Report predicts maize crop drop in 2016/17

29Mar 2016
The Guardian Reporter
The Guardian
Report predicts maize crop drop in 2016/17
  • • The US Department of Agriculture attributes the decline in maize production to erratic and below average rainfall, political instability in the region and increased consumption due to higher demand in refugee camps

The maize crop in 2016/17 is expected to be lower by 8.2 per cent largely due to vagaries of nature. The drop however will not affect the food situation in the country, according to a new report by staff of the US Department of Agriculture (USDA).

The availability of the staple crop will also be complicated by political instability in some neighbouring countries, but the supply shortcoming will be offset by imports.

According to the 2016 Tanzania Corn, Wheat and Rice Report prepared by Benjamin Mtaki, total output will decrease to 5.5 million tonnes from six million tonnes harvested during the 2015/16 year.

Total supply during the period will reach 6.9 million tonnes from the previous level of 6.7 million tonnes.

USDA said the report, which assesses commodity and trade issues, does not necessarily reflect the US government’s policy.

“In the marketing year 2016/17, maize production is expected to decrease due to erratic and below average rainfall that are forecast by the Tanzania Meteorology Agency (TMA) in key growing regions,” the report reads.

The key growing areas of maize in the country are Iringa, Mbeya, Ruvuma, Rukwa, Tanga, Kilimanjaro, Kagera, Morogoro, Arusha and Manyara regions. Small-scale farmers produce 85 per cent of national production while medium and large-scale farmers make up ten and five per cent respectively.

The report also has it that the area under maize production is forecast to increase in 2016/2017 due to implementation of the Big Results Now (BRN) programme. The goal of BRN is to increase maize production by 100,000 ha per year beginning 2015/2016, and reach 350,000 ha in commercial production and 330,000 ha in smallholder production by 2025.

The USDA report forecasts maize consumption to increase due to higher demand in refugee camps but also says the demand will be met by local production. It also has it that consumption of wheat and rice will surpass production resulting in a deficit that will be offset by imports.

“Corn consumption is forecast to increase in year 2016/2017, partly because of the increase in demand in refugee camps arising from the political crisis in Burundi and the Democratic Republic of Congo (DRC),” the department notes in the report.

The country is expected to import 20,000 metric tonnes of the crop during the season. Minimal reported imports are expected from neighbouring countries due to informal cross-border trade, it said.

Bank of Tanzania (BoT) figures show that the food and foodstuffs imports amounted to US$541.7 million compared to US$632.6 million. During the year, the value of imports declined to US$12.4 billion from US$13.5 billion in 2014.

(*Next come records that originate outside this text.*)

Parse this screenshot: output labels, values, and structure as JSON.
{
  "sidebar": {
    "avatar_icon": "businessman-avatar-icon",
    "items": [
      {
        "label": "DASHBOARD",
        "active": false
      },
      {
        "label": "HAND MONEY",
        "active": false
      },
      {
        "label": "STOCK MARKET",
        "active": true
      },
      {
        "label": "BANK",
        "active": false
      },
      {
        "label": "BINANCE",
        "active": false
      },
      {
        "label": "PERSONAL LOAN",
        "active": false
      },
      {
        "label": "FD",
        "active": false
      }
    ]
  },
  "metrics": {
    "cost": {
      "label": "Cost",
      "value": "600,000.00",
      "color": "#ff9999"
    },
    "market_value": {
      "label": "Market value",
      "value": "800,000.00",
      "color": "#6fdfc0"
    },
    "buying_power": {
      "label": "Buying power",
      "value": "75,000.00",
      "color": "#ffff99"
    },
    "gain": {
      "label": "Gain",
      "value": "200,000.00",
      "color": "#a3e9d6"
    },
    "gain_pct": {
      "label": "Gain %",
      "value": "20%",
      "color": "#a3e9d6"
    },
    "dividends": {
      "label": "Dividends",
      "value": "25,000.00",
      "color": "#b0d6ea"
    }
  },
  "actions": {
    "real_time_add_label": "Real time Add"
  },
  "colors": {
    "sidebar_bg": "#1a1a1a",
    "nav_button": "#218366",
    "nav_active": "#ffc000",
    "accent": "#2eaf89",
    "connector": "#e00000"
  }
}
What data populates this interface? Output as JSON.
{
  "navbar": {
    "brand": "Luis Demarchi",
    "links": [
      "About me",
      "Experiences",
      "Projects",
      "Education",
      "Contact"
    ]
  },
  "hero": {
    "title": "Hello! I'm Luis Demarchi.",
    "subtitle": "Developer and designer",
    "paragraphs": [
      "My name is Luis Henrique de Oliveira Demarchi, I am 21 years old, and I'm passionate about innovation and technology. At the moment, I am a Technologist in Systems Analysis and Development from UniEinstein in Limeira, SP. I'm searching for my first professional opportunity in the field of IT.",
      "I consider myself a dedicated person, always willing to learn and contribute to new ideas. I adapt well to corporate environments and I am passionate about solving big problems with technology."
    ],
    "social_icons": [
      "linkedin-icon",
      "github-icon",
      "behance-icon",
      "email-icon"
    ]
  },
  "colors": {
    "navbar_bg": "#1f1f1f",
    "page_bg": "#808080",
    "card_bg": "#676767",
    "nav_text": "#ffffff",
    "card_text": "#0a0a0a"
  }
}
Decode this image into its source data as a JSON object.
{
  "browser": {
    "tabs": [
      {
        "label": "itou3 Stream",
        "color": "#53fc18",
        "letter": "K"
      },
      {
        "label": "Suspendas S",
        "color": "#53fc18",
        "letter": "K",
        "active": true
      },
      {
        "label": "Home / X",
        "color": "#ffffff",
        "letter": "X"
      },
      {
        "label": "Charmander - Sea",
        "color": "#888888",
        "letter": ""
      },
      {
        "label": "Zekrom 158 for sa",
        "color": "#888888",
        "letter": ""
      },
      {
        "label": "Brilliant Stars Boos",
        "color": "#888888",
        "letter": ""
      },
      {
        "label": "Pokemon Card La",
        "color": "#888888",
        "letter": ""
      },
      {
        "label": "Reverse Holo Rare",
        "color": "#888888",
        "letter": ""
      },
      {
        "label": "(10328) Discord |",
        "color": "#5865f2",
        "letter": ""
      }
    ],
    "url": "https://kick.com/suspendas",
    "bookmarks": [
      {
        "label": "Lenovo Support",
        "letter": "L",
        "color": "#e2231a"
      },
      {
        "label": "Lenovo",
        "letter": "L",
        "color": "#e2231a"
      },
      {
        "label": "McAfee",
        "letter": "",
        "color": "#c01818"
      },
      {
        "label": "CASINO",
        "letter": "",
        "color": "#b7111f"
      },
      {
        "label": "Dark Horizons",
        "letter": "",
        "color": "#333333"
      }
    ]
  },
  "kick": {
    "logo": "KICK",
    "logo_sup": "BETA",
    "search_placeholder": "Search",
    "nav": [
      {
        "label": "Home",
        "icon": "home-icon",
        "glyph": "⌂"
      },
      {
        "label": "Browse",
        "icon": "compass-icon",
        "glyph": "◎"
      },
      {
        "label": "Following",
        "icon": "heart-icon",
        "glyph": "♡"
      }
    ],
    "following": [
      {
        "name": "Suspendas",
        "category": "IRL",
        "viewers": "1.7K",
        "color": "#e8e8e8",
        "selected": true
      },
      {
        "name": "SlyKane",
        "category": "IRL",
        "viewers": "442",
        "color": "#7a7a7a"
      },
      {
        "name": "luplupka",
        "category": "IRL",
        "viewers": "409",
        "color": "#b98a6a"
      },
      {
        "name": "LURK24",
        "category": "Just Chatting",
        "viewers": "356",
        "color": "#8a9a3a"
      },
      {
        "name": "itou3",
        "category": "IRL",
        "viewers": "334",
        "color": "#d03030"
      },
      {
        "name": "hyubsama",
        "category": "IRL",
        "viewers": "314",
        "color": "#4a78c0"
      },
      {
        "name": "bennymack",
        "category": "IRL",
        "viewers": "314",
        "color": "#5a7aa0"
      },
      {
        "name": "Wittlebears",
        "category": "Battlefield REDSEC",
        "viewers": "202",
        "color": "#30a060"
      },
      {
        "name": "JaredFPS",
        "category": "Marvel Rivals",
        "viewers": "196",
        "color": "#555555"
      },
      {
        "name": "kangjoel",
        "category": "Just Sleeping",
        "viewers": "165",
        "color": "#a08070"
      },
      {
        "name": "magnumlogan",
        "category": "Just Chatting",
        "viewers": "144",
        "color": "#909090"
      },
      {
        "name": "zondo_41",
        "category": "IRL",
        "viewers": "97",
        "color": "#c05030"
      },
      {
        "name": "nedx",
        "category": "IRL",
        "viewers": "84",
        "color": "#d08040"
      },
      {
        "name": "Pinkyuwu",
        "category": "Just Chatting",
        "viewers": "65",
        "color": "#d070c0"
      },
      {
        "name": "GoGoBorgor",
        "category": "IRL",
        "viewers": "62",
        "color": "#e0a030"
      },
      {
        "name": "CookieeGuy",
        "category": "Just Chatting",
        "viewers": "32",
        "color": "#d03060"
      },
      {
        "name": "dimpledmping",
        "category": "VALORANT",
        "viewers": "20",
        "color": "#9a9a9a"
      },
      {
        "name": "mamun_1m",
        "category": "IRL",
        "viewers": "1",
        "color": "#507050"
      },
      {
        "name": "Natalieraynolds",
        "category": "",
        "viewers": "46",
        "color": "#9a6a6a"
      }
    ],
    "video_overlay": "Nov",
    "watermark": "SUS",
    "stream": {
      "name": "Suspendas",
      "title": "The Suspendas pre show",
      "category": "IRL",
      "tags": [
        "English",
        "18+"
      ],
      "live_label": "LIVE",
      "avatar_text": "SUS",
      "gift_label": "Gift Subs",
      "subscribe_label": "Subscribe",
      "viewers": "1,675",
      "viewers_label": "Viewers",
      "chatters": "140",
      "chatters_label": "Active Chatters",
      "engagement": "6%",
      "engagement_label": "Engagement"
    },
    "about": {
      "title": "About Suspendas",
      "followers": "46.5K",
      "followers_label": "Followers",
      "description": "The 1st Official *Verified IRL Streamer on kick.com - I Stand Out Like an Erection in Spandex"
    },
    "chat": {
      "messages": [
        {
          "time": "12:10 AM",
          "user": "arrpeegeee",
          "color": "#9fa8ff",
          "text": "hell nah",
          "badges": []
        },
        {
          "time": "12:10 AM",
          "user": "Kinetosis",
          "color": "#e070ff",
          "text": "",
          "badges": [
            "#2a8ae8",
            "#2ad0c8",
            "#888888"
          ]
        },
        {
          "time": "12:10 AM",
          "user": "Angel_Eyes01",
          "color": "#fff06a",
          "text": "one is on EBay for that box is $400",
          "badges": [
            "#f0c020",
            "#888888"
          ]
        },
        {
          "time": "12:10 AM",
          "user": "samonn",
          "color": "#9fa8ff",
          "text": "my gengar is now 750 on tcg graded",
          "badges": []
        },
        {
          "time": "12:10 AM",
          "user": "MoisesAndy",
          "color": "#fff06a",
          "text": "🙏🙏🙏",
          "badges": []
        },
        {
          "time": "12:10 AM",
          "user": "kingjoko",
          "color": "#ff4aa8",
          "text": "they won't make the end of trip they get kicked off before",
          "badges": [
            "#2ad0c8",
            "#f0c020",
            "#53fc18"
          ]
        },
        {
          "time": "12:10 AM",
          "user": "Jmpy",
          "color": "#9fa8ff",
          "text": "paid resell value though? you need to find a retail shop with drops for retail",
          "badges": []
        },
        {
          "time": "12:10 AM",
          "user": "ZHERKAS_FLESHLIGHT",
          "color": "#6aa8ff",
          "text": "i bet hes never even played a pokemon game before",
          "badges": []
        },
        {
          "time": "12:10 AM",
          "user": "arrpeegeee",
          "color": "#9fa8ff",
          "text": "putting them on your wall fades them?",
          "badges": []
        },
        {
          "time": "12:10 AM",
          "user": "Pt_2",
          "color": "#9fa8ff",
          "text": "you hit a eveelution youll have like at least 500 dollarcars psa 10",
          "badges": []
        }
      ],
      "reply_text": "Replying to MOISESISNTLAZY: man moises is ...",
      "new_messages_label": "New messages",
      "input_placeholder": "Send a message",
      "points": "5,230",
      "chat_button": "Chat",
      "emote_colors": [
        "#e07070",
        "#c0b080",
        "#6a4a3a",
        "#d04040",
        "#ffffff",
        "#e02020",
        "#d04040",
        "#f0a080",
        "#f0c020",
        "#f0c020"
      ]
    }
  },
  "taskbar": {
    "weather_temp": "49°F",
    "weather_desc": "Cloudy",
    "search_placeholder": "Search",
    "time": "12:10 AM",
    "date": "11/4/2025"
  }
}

The US report says maize exports to neighbouring countries are expected to remain flat at around 400,000 metric tonnes. According to it, maize is a primary staple crop in Tanzania of high priority to the government.

Top Stories